(first published February 19, 2010)
“High-note-itis” is a virulent condition that strikes opera singers hungry for audience approval. At endings of arias or after a long cadenza (an ornamental passage written to display a singer’s virtuosity), singers afflicted with high-note-itis take the note that’s written, ratchet it up by a fifth (like from do to sol), or an octave and hold onto it, before descending to the last note, to a chorus of bravos or bravas. This illness afflicts singers dying to show off their pipes, to wow the audience–that sort of thing.
Composers want their works to be sung as written. If they wanted a certain note sung a fifth or an octave higher, they would have written it that way.
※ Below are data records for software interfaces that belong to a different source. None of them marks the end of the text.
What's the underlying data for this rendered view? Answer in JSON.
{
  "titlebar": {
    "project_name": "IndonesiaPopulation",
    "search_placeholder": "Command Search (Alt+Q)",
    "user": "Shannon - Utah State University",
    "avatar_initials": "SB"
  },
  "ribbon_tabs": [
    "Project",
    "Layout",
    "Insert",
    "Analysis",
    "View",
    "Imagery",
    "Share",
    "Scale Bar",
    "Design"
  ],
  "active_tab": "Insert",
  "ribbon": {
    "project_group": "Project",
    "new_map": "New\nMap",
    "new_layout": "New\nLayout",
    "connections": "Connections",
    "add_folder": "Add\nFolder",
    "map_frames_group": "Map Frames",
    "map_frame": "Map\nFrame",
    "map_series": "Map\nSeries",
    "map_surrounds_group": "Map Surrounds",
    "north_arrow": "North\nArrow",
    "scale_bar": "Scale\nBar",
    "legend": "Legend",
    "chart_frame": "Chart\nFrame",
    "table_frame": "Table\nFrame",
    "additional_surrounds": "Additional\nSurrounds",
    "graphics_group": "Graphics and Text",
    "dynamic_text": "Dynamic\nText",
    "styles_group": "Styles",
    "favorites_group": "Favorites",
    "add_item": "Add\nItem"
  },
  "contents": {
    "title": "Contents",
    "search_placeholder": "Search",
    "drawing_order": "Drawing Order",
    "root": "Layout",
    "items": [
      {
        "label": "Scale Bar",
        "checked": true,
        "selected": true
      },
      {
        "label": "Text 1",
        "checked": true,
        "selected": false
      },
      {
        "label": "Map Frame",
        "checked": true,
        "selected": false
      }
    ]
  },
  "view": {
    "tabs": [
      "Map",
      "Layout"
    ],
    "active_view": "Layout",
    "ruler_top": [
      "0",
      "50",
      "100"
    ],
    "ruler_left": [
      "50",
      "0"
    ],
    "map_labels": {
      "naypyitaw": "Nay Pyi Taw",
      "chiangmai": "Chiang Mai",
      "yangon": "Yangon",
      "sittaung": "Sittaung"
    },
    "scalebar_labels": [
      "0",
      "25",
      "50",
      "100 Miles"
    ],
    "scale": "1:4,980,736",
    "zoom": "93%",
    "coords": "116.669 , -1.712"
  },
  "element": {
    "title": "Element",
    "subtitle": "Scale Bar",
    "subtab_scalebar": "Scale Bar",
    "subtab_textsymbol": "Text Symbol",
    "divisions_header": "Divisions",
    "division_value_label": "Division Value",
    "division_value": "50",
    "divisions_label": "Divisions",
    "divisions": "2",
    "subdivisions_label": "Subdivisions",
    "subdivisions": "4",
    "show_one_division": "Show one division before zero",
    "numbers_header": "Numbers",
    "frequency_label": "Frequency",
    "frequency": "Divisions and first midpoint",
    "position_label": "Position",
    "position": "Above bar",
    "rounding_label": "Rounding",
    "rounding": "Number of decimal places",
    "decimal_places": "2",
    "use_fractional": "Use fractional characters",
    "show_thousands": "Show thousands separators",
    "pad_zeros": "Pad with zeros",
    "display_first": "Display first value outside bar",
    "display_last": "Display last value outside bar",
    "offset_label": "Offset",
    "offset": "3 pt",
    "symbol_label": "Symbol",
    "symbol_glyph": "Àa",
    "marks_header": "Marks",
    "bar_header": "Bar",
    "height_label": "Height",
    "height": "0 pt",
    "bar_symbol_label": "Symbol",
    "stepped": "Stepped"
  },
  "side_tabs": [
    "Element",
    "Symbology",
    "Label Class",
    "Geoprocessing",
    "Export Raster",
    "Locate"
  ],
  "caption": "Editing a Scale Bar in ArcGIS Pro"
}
Needless to say, high-note-itis is not a flattering term nor a desirable condition in a singer. It is a form of vocal gymnastics that has nothing to do with the music that’s actually written. According to J. Merrill Knapp, author of The Magic of Opera, occasionally taking a high note other than the one written can be “a legitimate operatic practice.” But when these extra notes become too numerous, it negatively impacts the entire performance.
Addendum to the original post: Even America’s new darling, the delightful ten-year-old opera prodigy Jackie Evancho, exhibited a minor case of high-note-itis to conclude “O Mio Babbino Caro,” which she performed on “America’s Got Talent.” But if I had her pipes and were bringing an audience of hundreds to their feet, I might succumb to the temptation of singing the last two notes an octave higher, too. (I almost interrupted this countdown to write about Jackie–who delivered an incredible performance–likely the first time many if not most Americans ever heard “O Mio Babbino Caro,” but a countdown’s a countdown. So, I snuck her into this post instead.)